### Problem to work on
Find the word "JSON" in the data below and copy each line that holds it.

:: Dataset excerpts

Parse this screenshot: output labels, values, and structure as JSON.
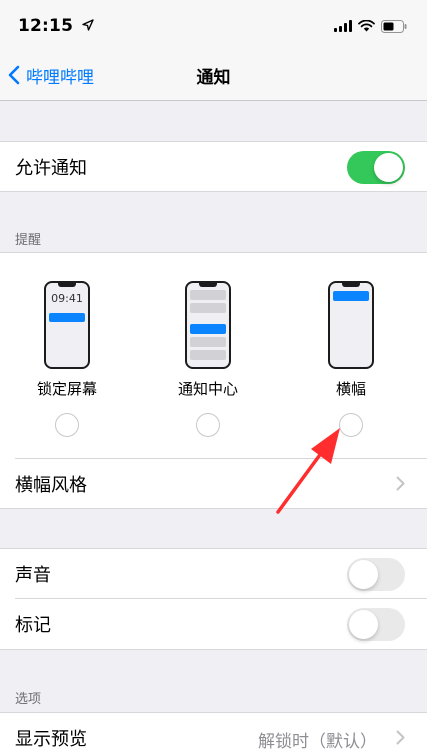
{
  "status_bar": {
    "time": "12:15"
  },
  "nav": {
    "back_label": "哔哩哔哩",
    "title": "通知"
  },
  "allow_notifications": {
    "label": "允许通知",
    "enabled": true
  },
  "alerts": {
    "header": "提醒",
    "options": [
      {
        "label": "锁定屏幕",
        "preview_time": "09:41"
      },
      {
        "label": "通知中心"
      },
      {
        "label": "横幅"
      }
    ],
    "banner_style_label": "横幅风格"
  },
  "sound": {
    "label": "声音",
    "enabled": false
  },
  "badges": {
    "label": "标记",
    "enabled": false
  },
  "options_section": {
    "header": "选项",
    "show_previews": {
      "label": "显示预览",
      "value": "解锁时（默认）"
    }
  },
  "colors": {
    "accent": "#007aff",
    "toggle_on": "#34c759",
    "annotation_arrow": "#ff2d2d"
  }
}
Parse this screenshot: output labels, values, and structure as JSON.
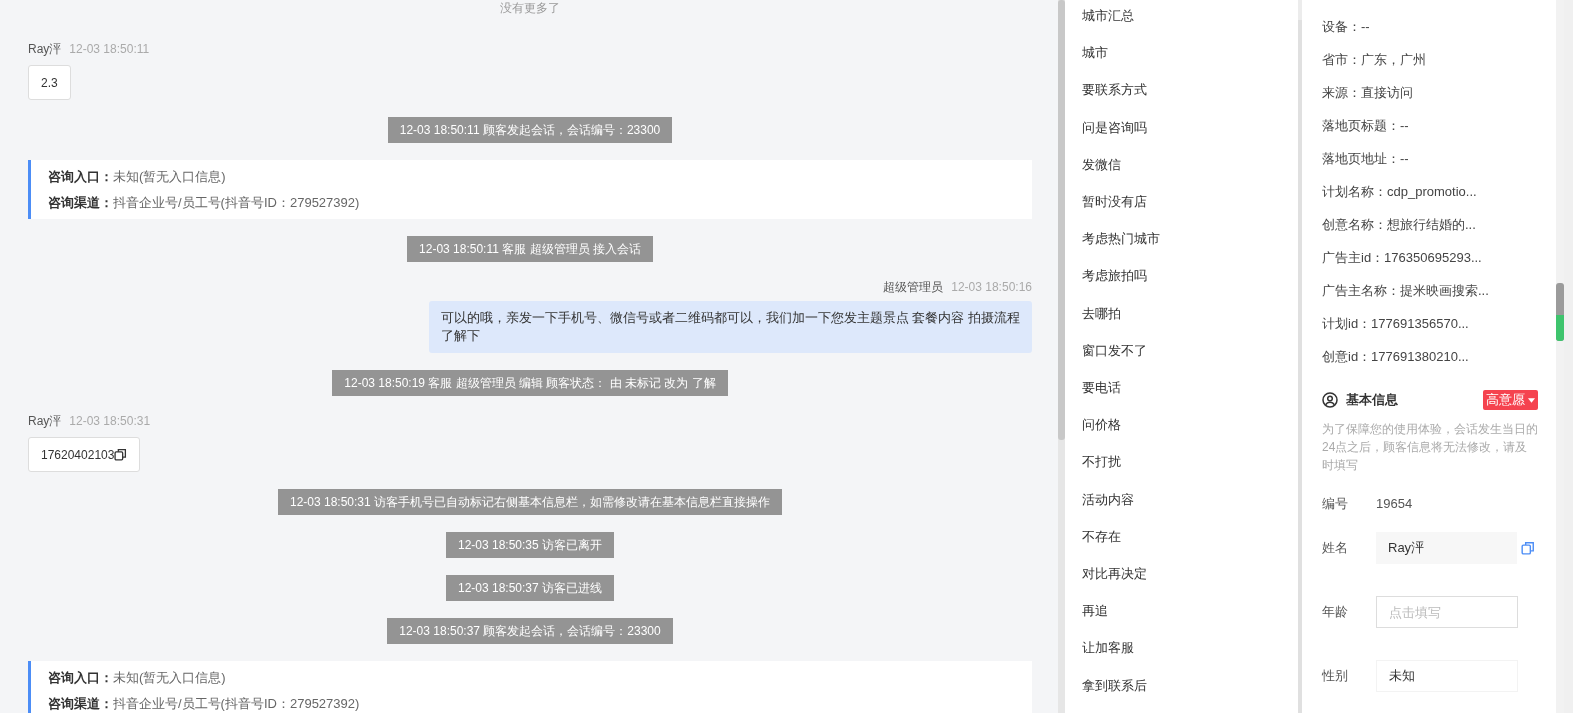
{
  "chat": {
    "top_notice": "没有更多了",
    "messages": [
      {
        "kind": "customer",
        "sender": "Ray泙",
        "time": "12-03 18:50:11",
        "text": "2.3",
        "copyable": false
      },
      {
        "kind": "system",
        "text": "12-03 18:50:11 顾客发起会话，会话编号：23300"
      },
      {
        "kind": "info",
        "rows": [
          {
            "label": "咨询入口：",
            "value": "未知(暂无入口信息)"
          },
          {
            "label": "咨询渠道：",
            "value": "抖音企业号/员工号(抖音号ID：279527392)"
          }
        ]
      },
      {
        "kind": "system",
        "text": "12-03 18:50:11 客服 超级管理员 接入会话"
      },
      {
        "kind": "agent",
        "sender": "超级管理员",
        "time": "12-03 18:50:16",
        "text": "可以的哦，亲发一下手机号、微信号或者二维码都可以，我们加一下您发主题景点 套餐内容 拍摄流程了解下"
      },
      {
        "kind": "system",
        "text": "12-03 18:50:19 客服 超级管理员 编辑 顾客状态： 由 未标记 改为 了解"
      },
      {
        "kind": "customer",
        "sender": "Ray泙",
        "time": "12-03 18:50:31",
        "text": "17620402103",
        "copyable": true
      },
      {
        "kind": "system",
        "text": "12-03 18:50:31 访客手机号已自动标记右侧基本信息栏，如需修改请在基本信息栏直接操作"
      },
      {
        "kind": "system",
        "text": "12-03 18:50:35 访客已离开"
      },
      {
        "kind": "system",
        "text": "12-03 18:50:37 访客已进线"
      },
      {
        "kind": "system",
        "text": "12-03 18:50:37 顾客发起会话，会话编号：23300"
      },
      {
        "kind": "info",
        "rows": [
          {
            "label": "咨询入口：",
            "value": "未知(暂无入口信息)"
          },
          {
            "label": "咨询渠道：",
            "value": "抖音企业号/员工号(抖音号ID：279527392)"
          }
        ]
      }
    ]
  },
  "quick_replies": [
    "城市汇总",
    "城市",
    "要联系方式",
    "问是咨询吗",
    "发微信",
    "暂时没有店",
    "考虑热门城市",
    "考虑旅拍吗",
    "去哪拍",
    "窗口发不了",
    "要电话",
    "问价格",
    "不打扰",
    "活动内容",
    "不存在",
    "对比再决定",
    "再追",
    "让加客服",
    "拿到联系后"
  ],
  "source_info": [
    "设备：--",
    "省市：广东，广州",
    "来源：直接访问",
    "落地页标题：--",
    "落地页地址：--",
    "计划名称：cdp_promotio...",
    "创意名称：想旅行结婚的...",
    "广告主id：176350695293...",
    "广告主名称：提米映画搜索...",
    "计划id：177691356570...",
    "创意id：177691380210..."
  ],
  "basic_info": {
    "title": "基本信息",
    "intent_tag": "高意愿",
    "notice": "为了保障您的使用体验，会话发生当日的24点之后，顾客信息将无法修改，请及时填写",
    "fields": [
      {
        "kind": "text",
        "label": "编号",
        "value": "19654"
      },
      {
        "kind": "filled",
        "label": "姓名",
        "value": "Ray泙"
      },
      {
        "kind": "input",
        "label": "年龄",
        "placeholder": "点击填写"
      },
      {
        "kind": "select",
        "label": "性别",
        "value": "未知"
      }
    ]
  }
}
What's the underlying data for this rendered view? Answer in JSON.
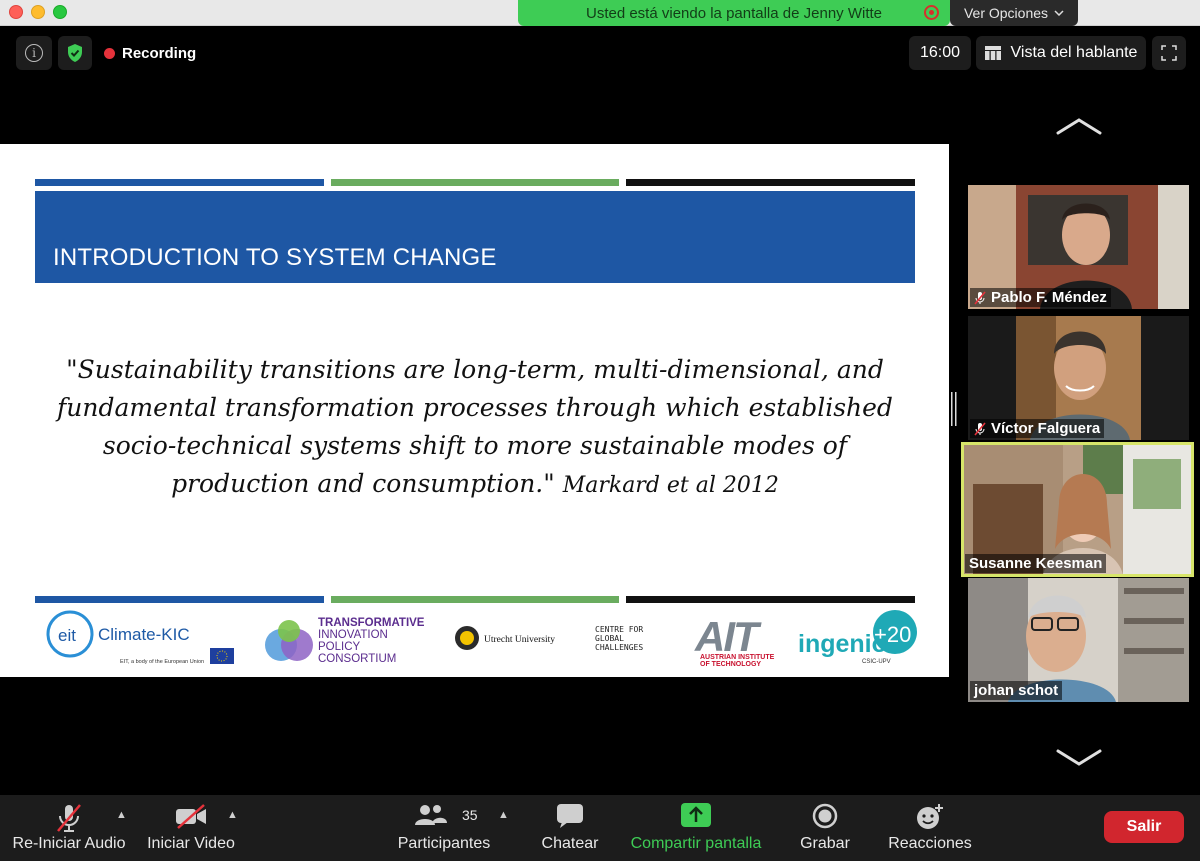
{
  "share_banner": {
    "text": "Usted está viendo la pantalla de Jenny Witte"
  },
  "view_options": {
    "label": "Ver Opciones"
  },
  "top_bar": {
    "recording_label": "Recording",
    "timer": "16:00",
    "speaker_view_label": "Vista del hablante"
  },
  "slide": {
    "title": "INTRODUCTION TO SYSTEM CHANGE",
    "quote": "\"Sustainability transitions are long-term, multi-dimensional, and fundamental transformation processes through which established socio-technical systems shift to more sustainable modes of production and consumption.\"",
    "citation": "Markard et al 2012",
    "colors": {
      "blue": "#1e57a4",
      "green": "#6aac5f",
      "black": "#111111"
    },
    "logos": {
      "climate_kic": {
        "name": "Climate-KIC",
        "tagline": "EIT, a body of the European Union"
      },
      "tipc": {
        "lines": [
          "TRANSFORMATIVE",
          "INNOVATION",
          "POLICY",
          "CONSORTIUM"
        ]
      },
      "utrecht": {
        "name": "Utrecht University"
      },
      "cgc": {
        "lines": [
          "CENTRE FOR",
          "GLOBAL",
          "CHALLENGES"
        ]
      },
      "ait": {
        "name": "AIT",
        "lines": [
          "AUSTRIAN INSTITUTE",
          "OF TECHNOLOGY"
        ]
      },
      "ingenio": {
        "name": "ingenio",
        "badge": "+20",
        "sub": "CSIC-UPV"
      }
    }
  },
  "participants": [
    {
      "name": "Pablo F. Méndez",
      "muted": true,
      "active": false
    },
    {
      "name": "Víctor Falguera",
      "muted": true,
      "active": false
    },
    {
      "name": "Susanne Keesman",
      "muted": false,
      "active": true
    },
    {
      "name": "johan schot",
      "muted": false,
      "active": false
    }
  ],
  "toolbar": {
    "audio_label": "Re-Iniciar Audio",
    "video_label": "Iniciar Video",
    "participants_label": "Participantes",
    "participants_count": "35",
    "chat_label": "Chatear",
    "share_label": "Compartir pantalla",
    "record_label": "Grabar",
    "reactions_label": "Reacciones",
    "exit_label": "Salir"
  }
}
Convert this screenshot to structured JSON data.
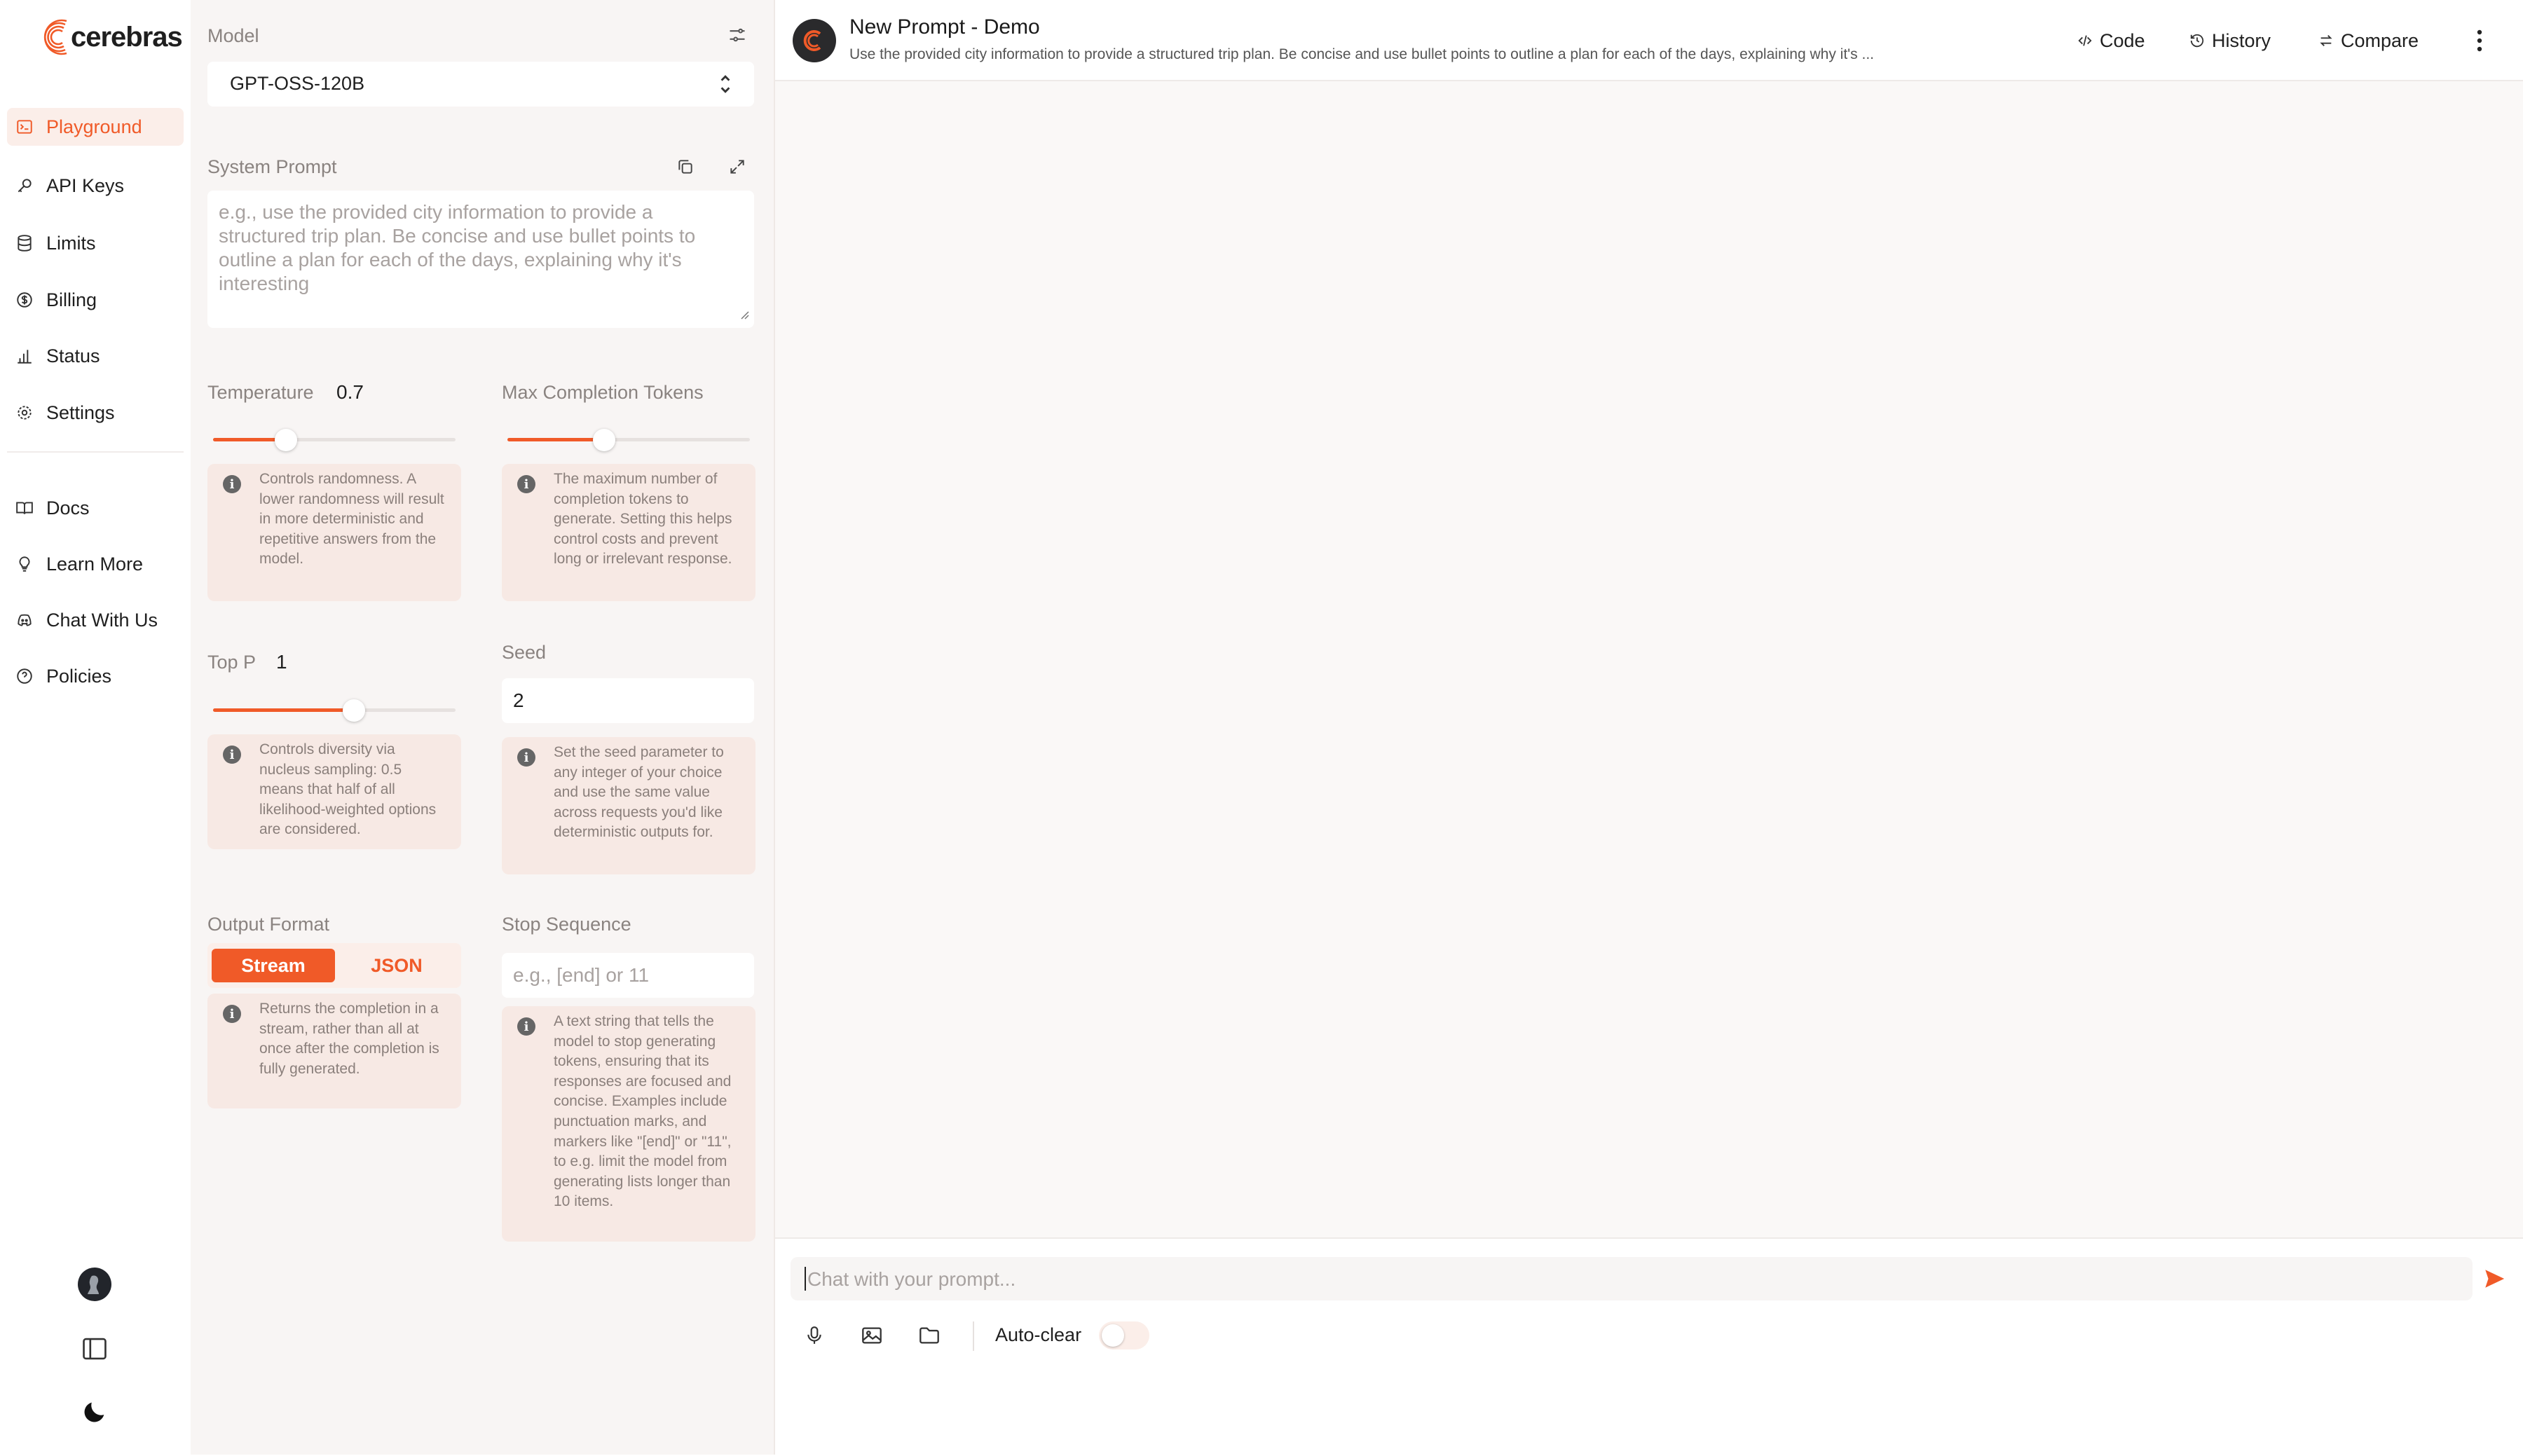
{
  "brand": {
    "name": "cerebras",
    "accent": "#f05a28"
  },
  "nav": {
    "items": [
      {
        "label": "Playground",
        "icon": "terminal-icon",
        "active": true
      },
      {
        "label": "API Keys",
        "icon": "key-icon"
      },
      {
        "label": "Limits",
        "icon": "database-icon"
      },
      {
        "label": "Billing",
        "icon": "dollar-icon"
      },
      {
        "label": "Status",
        "icon": "bar-chart-icon"
      },
      {
        "label": "Settings",
        "icon": "gear-icon"
      },
      {
        "label": "Docs",
        "icon": "book-icon"
      },
      {
        "label": "Learn More",
        "icon": "lightbulb-icon"
      },
      {
        "label": "Chat With Us",
        "icon": "discord-icon"
      },
      {
        "label": "Policies",
        "icon": "help-circle-icon"
      }
    ]
  },
  "panel": {
    "model": {
      "label": "Model",
      "value": "GPT-OSS-120B"
    },
    "system_prompt": {
      "label": "System Prompt",
      "placeholder": "e.g., use the provided city information to provide a structured trip plan. Be concise and use bullet points to outline a plan for each of the days, explaining why it's interesting"
    },
    "temperature": {
      "label": "Temperature",
      "value": "0.7",
      "slider_fraction": 0.3,
      "info": "Controls randomness. A lower randomness will result in more deterministic and repetitive answers from the model."
    },
    "max_tokens": {
      "label": "Max Completion Tokens",
      "slider_fraction": 0.4,
      "info": "The maximum number of completion tokens to generate. Setting this helps control costs and prevent long or irrelevant response."
    },
    "top_p": {
      "label": "Top P",
      "value": "1",
      "slider_fraction": 0.58,
      "info": "Controls diversity via nucleus sampling: 0.5 means that half of all likelihood-weighted options are considered."
    },
    "seed": {
      "label": "Seed",
      "value": "2",
      "info": "Set the seed parameter to any integer of your choice and use the same value across requests you'd like deterministic outputs for."
    },
    "output_format": {
      "label": "Output Format",
      "options": [
        "Stream",
        "JSON"
      ],
      "selected": "Stream",
      "info": "Returns the completion in a stream, rather than all at once after the completion is fully generated."
    },
    "stop_sequence": {
      "label": "Stop Sequence",
      "placeholder": "e.g., [end] or 11",
      "info": "A text string that tells the model to stop generating tokens, ensuring that its responses are focused and concise. Examples include punctuation marks, and markers like \"[end]\" or \"11\", to e.g. limit the model from generating lists longer than 10 items."
    }
  },
  "header": {
    "title": "New Prompt - Demo",
    "subtitle": "Use the provided city information to provide a structured trip plan. Be concise and use bullet points to outline a plan for each of the days, explaining why it's ...",
    "code_label": "Code",
    "history_label": "History",
    "compare_label": "Compare"
  },
  "composer": {
    "placeholder": "Chat with your prompt...",
    "auto_clear_label": "Auto-clear",
    "auto_clear_on": false
  }
}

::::

### Exercise solution
Parse this screenshot: output labels, values, and structure as JSON.
Parse this screenshot: output labels, values, and structure as JSON.
What's the underlying data for this rendered view? Answer in JSON.
Convert this screenshot to structured JSON data.
        "JSON"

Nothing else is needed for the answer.